Scan the data for "build" and copy the lines it appears in.

* * * * *

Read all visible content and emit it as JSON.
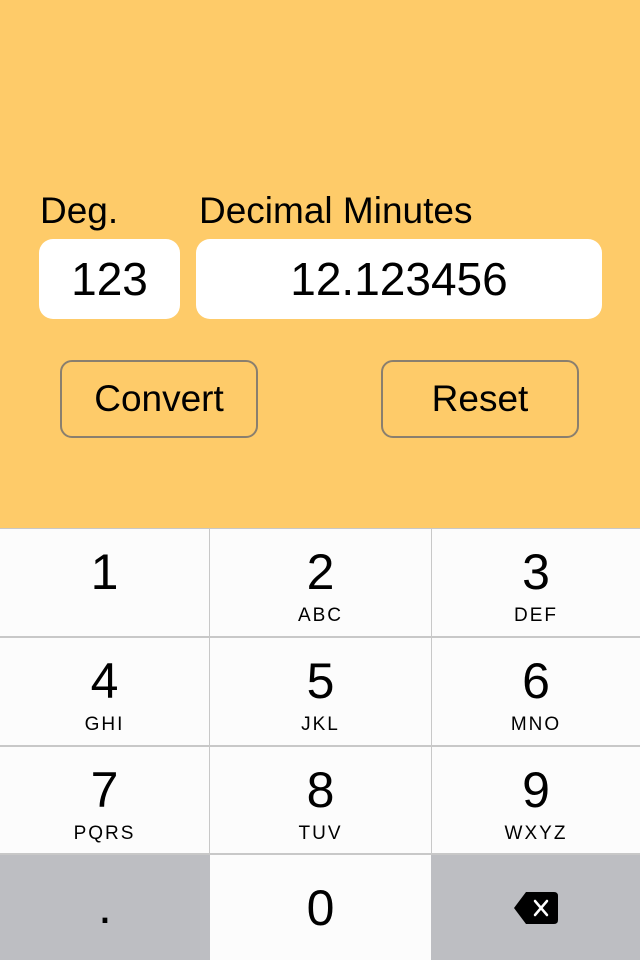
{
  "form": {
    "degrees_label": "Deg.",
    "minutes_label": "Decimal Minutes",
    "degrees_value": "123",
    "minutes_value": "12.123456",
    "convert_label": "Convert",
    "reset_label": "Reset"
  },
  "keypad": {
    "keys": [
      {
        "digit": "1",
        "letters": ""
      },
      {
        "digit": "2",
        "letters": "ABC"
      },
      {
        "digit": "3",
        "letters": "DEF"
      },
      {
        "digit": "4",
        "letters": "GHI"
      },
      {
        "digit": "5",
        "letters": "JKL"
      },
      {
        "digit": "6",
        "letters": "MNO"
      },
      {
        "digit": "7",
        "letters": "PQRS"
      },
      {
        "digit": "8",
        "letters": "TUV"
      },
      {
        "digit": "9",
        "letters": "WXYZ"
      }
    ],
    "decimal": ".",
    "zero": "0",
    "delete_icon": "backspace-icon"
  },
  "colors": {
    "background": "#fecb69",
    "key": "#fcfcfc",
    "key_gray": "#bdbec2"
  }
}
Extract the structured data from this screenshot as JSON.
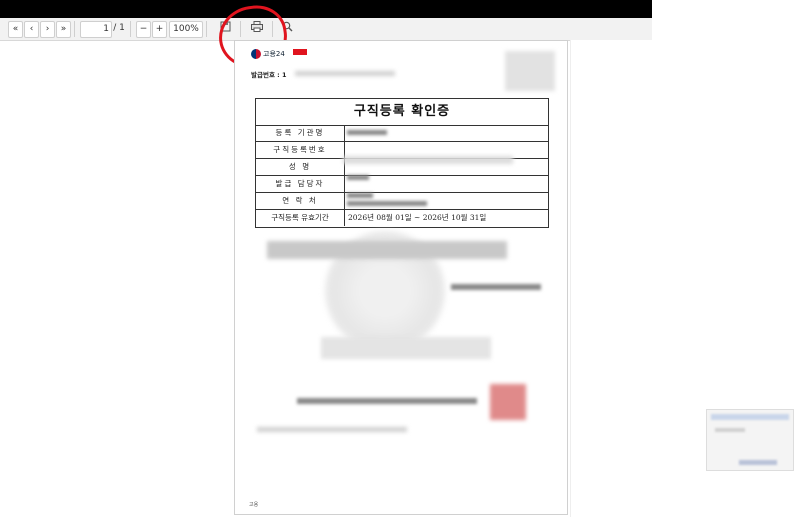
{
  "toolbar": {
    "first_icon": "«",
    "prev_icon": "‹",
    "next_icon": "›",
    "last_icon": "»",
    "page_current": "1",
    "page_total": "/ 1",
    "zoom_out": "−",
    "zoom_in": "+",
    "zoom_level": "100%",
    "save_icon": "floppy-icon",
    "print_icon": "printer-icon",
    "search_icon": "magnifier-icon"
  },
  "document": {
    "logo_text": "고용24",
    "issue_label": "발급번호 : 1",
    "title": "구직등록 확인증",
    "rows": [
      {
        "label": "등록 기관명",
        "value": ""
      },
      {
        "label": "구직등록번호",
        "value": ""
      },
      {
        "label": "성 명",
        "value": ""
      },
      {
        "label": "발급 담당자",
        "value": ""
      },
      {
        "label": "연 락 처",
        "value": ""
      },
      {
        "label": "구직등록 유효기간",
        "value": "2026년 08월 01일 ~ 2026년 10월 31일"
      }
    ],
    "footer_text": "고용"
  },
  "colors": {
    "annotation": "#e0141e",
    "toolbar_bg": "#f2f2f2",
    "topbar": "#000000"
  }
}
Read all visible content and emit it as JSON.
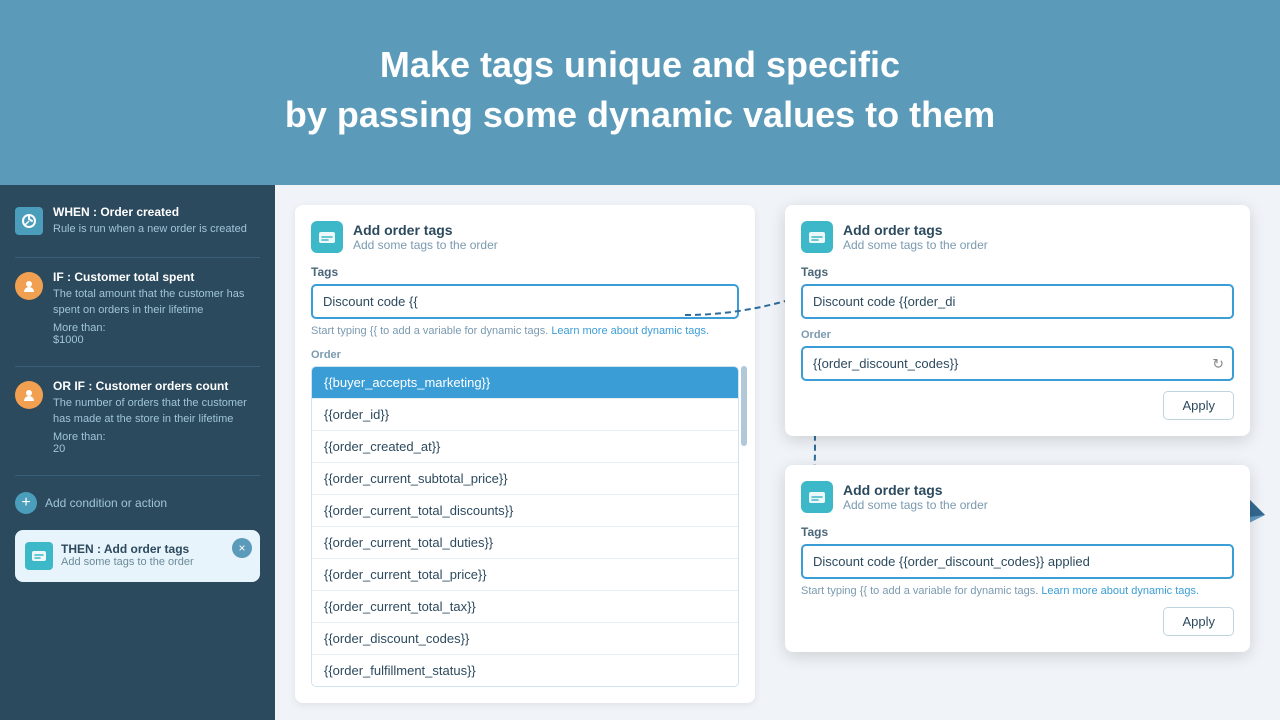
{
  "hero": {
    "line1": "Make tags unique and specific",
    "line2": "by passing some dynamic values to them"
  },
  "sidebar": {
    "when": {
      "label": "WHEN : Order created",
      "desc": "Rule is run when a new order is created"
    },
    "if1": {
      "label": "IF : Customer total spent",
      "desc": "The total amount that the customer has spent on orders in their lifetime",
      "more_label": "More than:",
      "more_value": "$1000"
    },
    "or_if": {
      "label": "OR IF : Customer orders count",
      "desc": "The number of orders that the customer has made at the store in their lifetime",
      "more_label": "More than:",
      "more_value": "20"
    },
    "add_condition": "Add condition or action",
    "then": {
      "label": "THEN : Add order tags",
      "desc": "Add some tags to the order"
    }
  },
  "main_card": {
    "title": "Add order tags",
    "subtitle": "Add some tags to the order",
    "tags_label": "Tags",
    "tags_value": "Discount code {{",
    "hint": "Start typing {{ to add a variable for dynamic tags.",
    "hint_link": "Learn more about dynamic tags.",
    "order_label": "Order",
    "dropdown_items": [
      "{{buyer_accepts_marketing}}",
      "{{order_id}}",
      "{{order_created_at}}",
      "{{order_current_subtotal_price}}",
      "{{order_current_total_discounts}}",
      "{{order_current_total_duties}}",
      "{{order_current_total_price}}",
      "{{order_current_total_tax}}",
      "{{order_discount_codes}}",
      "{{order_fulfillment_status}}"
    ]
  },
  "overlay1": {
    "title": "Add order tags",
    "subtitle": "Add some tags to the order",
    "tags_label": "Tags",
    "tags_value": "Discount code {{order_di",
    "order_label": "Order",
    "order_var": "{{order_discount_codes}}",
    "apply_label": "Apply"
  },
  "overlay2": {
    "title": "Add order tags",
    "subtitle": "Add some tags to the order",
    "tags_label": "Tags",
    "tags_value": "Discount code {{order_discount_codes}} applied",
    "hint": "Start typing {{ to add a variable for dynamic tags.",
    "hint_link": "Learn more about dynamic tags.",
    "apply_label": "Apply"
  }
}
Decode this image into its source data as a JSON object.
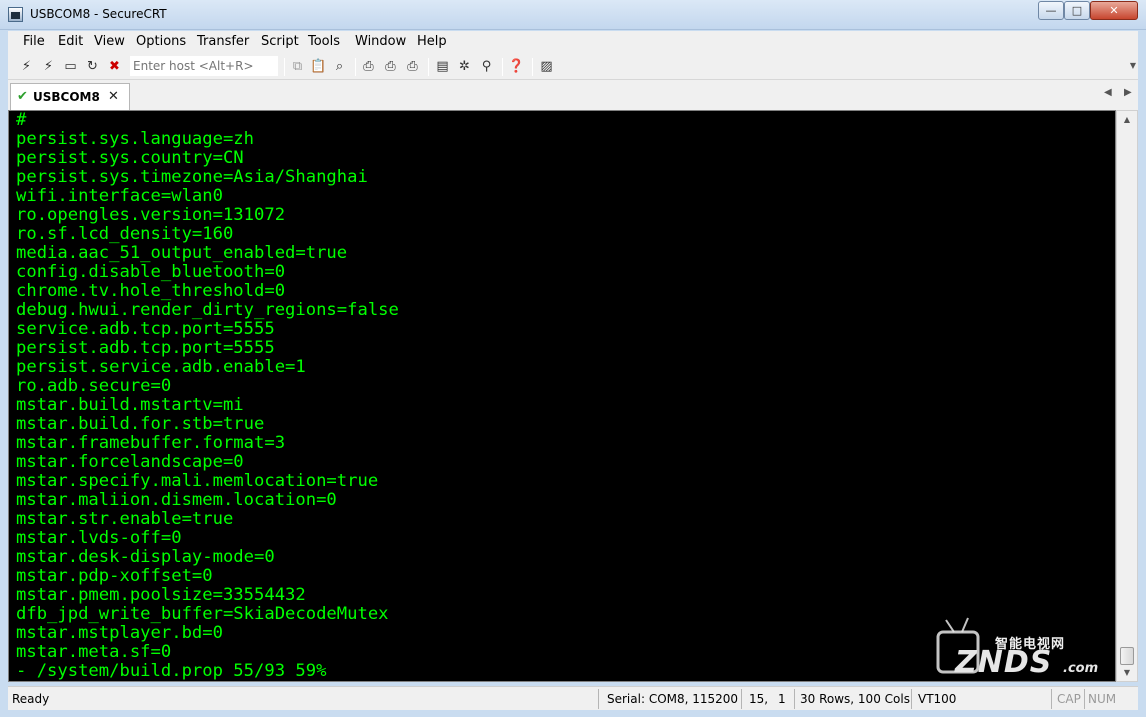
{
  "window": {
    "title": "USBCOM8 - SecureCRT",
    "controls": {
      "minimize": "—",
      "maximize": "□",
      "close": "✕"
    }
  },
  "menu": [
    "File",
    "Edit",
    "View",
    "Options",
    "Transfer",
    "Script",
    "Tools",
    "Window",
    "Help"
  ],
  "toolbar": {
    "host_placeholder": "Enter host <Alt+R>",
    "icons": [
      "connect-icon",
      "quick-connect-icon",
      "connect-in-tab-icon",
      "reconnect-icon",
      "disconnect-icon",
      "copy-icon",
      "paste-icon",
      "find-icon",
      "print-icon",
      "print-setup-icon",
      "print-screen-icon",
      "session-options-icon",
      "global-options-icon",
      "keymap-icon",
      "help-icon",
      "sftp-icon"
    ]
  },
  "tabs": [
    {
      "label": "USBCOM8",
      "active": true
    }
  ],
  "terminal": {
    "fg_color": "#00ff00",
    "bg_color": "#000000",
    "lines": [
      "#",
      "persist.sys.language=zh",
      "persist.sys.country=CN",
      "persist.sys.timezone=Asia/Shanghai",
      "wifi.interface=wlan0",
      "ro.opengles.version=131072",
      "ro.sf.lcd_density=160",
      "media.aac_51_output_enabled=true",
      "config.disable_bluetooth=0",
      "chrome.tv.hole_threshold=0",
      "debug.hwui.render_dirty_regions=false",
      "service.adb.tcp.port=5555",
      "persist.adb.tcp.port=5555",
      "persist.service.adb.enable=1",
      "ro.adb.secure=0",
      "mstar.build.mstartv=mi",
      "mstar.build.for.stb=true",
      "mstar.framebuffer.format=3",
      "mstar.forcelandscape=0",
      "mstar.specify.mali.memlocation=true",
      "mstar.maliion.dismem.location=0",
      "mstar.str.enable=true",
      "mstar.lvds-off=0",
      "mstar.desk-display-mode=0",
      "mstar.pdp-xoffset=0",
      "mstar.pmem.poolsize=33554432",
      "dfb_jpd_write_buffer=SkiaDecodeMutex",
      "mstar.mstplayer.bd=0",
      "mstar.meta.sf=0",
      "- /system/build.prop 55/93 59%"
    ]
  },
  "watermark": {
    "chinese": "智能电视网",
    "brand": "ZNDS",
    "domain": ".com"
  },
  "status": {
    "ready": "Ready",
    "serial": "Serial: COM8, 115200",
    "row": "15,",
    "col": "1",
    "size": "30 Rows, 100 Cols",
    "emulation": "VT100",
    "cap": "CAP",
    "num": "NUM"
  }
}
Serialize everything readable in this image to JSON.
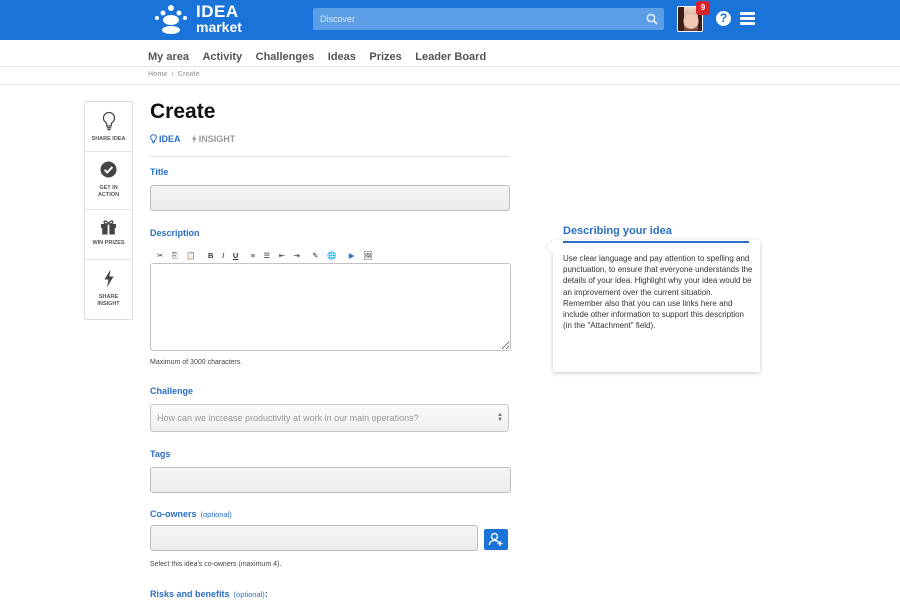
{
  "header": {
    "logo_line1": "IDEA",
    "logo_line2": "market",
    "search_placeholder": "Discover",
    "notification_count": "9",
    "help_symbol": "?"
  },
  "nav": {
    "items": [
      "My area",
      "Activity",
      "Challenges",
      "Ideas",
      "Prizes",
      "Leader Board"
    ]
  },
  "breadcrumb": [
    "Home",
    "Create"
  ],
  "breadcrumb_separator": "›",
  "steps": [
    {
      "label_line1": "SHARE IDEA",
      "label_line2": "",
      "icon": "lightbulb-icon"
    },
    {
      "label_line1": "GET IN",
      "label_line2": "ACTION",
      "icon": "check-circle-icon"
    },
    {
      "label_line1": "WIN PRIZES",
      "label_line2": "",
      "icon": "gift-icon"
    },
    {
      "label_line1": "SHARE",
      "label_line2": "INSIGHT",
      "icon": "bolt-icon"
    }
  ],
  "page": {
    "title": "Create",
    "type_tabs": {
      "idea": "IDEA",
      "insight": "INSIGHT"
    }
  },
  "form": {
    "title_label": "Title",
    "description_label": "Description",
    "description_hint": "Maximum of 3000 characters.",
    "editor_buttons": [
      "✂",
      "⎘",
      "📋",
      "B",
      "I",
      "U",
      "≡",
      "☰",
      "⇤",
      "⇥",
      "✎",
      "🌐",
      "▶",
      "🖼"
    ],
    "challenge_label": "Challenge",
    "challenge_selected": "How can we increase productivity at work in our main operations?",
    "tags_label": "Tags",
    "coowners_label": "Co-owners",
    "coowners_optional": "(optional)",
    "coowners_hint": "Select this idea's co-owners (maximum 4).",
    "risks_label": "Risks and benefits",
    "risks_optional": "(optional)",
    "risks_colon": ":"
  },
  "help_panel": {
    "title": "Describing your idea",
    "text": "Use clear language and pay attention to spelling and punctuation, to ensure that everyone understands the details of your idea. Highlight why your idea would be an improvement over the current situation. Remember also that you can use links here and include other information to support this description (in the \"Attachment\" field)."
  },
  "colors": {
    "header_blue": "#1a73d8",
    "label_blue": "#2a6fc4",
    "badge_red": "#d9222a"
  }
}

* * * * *

■ **EXERCISE RESULT**:
      "mstar.build.mstartv=mi",
      "mstar.build.for.stb=true",
      "- /system/build.prop 55/93 59%"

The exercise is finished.